A temporary place to be
Now this universe represented by Brahma is not a permanent universe, it is temporary, Brahma lives for 100 years, says the Vedas, and then dies and then a new universe (Brahma) is born. So as per Vedas, our universe lives for 100 years. Talking of time measurements – Brahma lives for hundred years say Vedas and we are in the first day of the 51st year of the Brahma.
Talking of symbolism
For now, Brahma represents our universe which has birth and death, a big bang and a big cruch, from a navel singularity. Vishnu represents the eternity that lies beyond our universe which has no birth or death and that which is eternal! Many such universes like ours exist in Vishnu. Vedas say that thousands of Brahmas have passed away! In other words, this is not the first time universe has been created.
The theory involving Purusha
In the Rig Veda (the first scripture of Hinduism, containing spiritual and scientific knowledge) it says that the universe was created out of the parts of the body of a single cosmic man Purusha when his body was sacrificed. There the four classes (varnas) of Indian society come from his body: the priest (Brahmin) from his mouth, the warrior (Kshatritya) from his arms, the peasant (Vaishya) from his thighs, and the servant (Shudra) from his legs.
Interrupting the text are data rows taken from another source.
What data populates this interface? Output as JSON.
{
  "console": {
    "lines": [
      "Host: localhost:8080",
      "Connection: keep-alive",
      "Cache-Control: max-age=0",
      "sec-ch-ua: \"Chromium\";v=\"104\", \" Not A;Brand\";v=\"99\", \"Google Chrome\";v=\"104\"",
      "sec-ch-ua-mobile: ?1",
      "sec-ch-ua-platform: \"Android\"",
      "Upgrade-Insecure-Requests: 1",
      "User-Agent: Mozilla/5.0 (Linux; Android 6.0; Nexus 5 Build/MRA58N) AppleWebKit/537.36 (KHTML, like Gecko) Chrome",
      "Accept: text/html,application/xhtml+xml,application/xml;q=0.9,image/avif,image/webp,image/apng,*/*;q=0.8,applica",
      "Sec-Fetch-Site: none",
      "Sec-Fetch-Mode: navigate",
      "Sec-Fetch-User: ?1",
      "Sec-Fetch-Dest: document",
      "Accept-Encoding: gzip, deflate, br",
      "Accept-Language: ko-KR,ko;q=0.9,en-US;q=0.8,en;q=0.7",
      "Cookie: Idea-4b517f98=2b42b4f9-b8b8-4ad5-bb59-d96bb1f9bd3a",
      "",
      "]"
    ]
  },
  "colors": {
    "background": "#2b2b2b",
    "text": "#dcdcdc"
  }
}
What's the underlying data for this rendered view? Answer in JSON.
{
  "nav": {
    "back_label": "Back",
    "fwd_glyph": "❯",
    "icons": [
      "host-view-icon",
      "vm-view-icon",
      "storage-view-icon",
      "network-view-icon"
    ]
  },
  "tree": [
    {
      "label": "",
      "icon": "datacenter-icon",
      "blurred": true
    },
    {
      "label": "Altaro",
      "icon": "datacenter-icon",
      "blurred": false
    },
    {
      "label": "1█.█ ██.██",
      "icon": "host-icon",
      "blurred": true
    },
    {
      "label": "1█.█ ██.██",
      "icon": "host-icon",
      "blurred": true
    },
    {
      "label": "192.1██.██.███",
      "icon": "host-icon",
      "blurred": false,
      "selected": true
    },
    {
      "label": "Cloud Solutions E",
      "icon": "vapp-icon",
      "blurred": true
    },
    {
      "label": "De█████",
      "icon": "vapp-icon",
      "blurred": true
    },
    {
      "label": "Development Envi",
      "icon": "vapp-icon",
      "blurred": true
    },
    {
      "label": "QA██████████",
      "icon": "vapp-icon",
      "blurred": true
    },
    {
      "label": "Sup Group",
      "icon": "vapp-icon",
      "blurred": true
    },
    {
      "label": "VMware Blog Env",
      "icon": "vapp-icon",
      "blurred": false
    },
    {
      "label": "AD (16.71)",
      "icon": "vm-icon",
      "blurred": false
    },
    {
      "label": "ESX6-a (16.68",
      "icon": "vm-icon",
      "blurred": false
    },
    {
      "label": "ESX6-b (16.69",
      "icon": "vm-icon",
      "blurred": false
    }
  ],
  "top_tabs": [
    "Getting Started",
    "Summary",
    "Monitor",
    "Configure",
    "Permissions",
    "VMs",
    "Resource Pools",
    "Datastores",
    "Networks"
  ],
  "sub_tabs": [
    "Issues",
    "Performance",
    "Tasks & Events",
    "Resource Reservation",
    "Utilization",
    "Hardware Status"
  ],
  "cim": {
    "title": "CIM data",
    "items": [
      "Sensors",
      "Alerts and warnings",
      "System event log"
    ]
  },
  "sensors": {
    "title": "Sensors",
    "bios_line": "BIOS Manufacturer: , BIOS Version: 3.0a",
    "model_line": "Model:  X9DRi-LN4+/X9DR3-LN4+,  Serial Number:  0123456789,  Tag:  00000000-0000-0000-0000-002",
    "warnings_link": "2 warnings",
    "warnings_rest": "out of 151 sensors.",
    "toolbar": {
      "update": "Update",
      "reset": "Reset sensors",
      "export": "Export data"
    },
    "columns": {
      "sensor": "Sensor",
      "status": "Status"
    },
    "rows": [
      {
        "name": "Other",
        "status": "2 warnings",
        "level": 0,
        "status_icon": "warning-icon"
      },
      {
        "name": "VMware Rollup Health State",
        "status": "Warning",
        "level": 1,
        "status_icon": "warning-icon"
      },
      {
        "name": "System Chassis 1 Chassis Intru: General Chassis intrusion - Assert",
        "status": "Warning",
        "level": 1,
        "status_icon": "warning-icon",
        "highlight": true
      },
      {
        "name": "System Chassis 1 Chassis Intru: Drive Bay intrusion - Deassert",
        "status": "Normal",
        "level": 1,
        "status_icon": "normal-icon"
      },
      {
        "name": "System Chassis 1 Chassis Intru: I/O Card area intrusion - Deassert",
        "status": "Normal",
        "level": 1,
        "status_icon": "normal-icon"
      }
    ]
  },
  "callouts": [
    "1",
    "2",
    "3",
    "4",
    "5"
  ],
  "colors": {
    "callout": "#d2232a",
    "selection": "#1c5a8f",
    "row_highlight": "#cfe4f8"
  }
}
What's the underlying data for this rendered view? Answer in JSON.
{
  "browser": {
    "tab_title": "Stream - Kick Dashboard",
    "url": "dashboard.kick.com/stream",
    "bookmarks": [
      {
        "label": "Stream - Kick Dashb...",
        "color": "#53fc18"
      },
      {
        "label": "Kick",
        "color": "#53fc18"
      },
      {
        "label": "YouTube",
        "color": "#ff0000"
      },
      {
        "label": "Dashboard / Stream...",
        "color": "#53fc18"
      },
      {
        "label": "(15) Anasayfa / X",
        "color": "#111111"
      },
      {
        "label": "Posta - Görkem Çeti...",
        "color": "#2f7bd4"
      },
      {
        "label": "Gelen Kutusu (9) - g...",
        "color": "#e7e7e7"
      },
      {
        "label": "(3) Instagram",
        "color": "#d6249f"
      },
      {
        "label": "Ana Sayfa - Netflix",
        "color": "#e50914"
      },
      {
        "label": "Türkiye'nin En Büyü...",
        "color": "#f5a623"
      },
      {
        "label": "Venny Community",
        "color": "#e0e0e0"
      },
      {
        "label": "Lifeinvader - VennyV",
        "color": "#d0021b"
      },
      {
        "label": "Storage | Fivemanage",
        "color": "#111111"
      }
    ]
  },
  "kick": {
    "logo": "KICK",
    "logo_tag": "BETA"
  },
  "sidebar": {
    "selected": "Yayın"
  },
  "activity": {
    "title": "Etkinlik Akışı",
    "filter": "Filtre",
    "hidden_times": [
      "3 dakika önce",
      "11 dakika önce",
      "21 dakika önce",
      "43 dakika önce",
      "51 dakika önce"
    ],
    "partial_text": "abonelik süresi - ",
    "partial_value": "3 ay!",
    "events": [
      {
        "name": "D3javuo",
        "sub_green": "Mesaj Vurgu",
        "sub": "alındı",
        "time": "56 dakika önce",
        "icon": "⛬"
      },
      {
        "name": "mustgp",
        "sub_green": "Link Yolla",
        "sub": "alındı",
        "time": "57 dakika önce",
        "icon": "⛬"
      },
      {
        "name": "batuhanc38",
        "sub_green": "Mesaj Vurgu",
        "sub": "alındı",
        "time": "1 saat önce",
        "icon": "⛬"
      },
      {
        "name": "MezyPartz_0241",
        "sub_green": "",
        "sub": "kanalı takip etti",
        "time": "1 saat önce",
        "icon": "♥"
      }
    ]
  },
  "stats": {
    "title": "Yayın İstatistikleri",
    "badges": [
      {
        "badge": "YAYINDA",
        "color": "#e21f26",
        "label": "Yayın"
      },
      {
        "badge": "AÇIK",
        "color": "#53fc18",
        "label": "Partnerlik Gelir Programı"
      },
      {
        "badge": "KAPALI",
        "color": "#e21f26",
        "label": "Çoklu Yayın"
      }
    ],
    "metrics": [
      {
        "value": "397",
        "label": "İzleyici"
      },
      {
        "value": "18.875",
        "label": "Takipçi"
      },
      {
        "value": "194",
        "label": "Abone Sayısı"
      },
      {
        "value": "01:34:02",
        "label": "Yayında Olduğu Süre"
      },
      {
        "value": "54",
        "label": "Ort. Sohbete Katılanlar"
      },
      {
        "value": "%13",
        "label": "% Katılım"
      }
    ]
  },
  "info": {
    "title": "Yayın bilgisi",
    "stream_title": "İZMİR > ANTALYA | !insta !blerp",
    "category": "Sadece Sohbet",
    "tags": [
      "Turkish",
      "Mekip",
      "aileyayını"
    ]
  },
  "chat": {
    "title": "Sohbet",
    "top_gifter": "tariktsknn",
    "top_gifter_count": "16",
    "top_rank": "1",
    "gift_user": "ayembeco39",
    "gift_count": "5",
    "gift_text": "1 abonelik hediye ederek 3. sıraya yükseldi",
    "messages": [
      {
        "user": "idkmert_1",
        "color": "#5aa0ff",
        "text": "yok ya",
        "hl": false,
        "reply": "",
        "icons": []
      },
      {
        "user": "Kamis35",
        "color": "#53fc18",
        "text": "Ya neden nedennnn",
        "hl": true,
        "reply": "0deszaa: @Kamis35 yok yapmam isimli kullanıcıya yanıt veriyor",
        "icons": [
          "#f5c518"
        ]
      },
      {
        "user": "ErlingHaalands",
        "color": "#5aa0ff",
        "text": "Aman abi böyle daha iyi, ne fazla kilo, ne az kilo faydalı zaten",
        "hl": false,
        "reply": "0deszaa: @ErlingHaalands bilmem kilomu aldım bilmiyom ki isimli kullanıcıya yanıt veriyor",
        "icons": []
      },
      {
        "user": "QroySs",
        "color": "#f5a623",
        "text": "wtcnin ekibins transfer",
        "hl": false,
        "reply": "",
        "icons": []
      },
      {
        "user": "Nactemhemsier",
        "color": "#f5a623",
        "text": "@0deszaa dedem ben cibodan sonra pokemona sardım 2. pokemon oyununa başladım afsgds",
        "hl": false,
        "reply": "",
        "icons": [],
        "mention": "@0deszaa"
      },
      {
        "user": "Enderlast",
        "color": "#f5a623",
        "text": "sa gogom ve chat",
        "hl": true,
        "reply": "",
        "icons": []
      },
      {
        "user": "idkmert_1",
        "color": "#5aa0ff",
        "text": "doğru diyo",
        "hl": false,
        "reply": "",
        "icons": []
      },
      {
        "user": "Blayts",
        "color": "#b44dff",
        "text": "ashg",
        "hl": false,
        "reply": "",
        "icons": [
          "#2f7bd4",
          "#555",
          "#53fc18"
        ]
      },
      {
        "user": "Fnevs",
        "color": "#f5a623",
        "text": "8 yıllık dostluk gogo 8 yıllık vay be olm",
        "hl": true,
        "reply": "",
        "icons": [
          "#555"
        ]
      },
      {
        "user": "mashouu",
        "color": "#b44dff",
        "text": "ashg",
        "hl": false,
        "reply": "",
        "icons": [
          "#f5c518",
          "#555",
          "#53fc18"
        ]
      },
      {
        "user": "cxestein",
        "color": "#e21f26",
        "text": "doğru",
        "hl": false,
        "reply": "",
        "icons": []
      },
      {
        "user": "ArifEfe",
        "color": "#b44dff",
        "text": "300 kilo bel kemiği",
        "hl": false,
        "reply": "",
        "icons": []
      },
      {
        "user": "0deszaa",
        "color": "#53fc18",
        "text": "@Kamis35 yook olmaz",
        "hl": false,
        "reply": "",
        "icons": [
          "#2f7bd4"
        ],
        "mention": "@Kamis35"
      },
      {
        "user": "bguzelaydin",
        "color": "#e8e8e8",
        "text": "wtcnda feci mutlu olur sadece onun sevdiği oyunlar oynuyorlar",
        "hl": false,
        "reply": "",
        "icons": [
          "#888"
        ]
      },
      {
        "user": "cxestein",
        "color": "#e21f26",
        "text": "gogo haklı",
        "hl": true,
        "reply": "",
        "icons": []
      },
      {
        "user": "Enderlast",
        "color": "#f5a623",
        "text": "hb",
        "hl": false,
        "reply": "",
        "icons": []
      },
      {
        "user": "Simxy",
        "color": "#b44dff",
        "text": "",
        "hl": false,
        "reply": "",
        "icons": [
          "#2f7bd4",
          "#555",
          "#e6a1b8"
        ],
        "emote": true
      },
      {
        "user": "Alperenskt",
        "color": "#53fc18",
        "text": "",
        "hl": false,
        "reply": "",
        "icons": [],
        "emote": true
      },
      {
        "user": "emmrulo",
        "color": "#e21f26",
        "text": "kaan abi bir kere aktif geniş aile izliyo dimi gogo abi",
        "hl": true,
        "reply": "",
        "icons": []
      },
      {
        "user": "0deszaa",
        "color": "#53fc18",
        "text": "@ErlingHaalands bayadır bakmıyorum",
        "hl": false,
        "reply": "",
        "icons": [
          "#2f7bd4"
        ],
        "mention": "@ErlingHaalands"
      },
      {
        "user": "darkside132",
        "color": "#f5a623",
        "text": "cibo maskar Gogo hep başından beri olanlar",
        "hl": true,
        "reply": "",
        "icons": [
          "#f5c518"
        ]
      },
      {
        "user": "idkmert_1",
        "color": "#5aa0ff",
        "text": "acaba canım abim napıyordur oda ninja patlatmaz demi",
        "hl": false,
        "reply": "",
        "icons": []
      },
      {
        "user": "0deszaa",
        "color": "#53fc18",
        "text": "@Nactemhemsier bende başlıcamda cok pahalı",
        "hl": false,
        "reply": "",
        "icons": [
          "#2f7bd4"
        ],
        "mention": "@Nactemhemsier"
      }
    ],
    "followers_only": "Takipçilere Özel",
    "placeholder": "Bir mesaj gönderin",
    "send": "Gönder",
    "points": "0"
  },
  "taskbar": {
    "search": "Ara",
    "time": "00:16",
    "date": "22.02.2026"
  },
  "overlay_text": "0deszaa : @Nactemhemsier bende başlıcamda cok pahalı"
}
As per the Chandogya Upanishad
In the Chandogya Upanishad it says that in the beginning was the Brahman, and through heaven, the earth, and the atmosphere and the three seasons of summer, rains, and harvest he produced the entire universe.
Where science meets Vedas
Some scientists have suggested that, following the Big Bang, the process of the expansion of the universe will eventually be reversed and at some distant point in the future will start to contract, eventually imploding into a `Big Crunch’. This could lead to another ‘Big Bang’, with a new universe being formed. This somehow relates to the present Brahma years coming to an end.
Pralaya or the Big Crunch?
A universe endures for about 4,320,000,000 years (one day of Brahma, the creator or Kalpa) and is then destroyed by fire or water elements. At this point, Brahma rests for one night, just as long as the day. This process, named Pralaya, repeats for 100 Brahma years (311 Trillion, 40 Billion Human Years) that represents Brahma’s lifespan. Brahma is regarded as a manifestation of Brahman as the creator.
Born from OM
The universe is often said to be born from the sacred syllable Om, or from an inert void in which “there was neither being nor non-being death nor non- death”, a single principle from which emerged the diversity of life. From this void desire was born, and from desire came humans, gods and demons.
The theory of The Golden Egg
In earlier Vedic thinking, the universe was created by Hiranyagarbha (here interpreted as ‘the golden embryo’) or by Prajapati who was born from the Hiranyagarbha (here interpreted as ‘the golden womb’). Prajapati was later identified with the puranic Brahma. Other gods are credited with acts of creation, primarily the act of propping apart the sky and the Earth – gods who are said to have done this include Indra, Varuna and Vishnu.
The theory of zilch
According to some school of thoughts, in Hinduism, the universe had no beginning it was there always. As Sri Krishna said “Never was there a time when I did not exist, nor you, nor all these kings; nor in the future shall any of us cease to be”.
As per Shaiva Scriptures
As per Shaiva scriptures, at first the ultimate truth “Brahman” was Shiva without any birth or death. Vishnu is formed from the Vaamanga of Shiva or the left body. Shiva is the extreme male power of the universe. From him manifested the extreme female power of the universe Sati. Then the preserver of the universe Vishnu took three forms – Maha Vishnu, Garbhodakasayi vishnu and Ksirodaksayi vishnu. MahaVisnu have several Garbhodakasayi vishnus in the spiritual sky.
So the ancient civilizations were indeed very advanced. We must all be proud of our ancestors.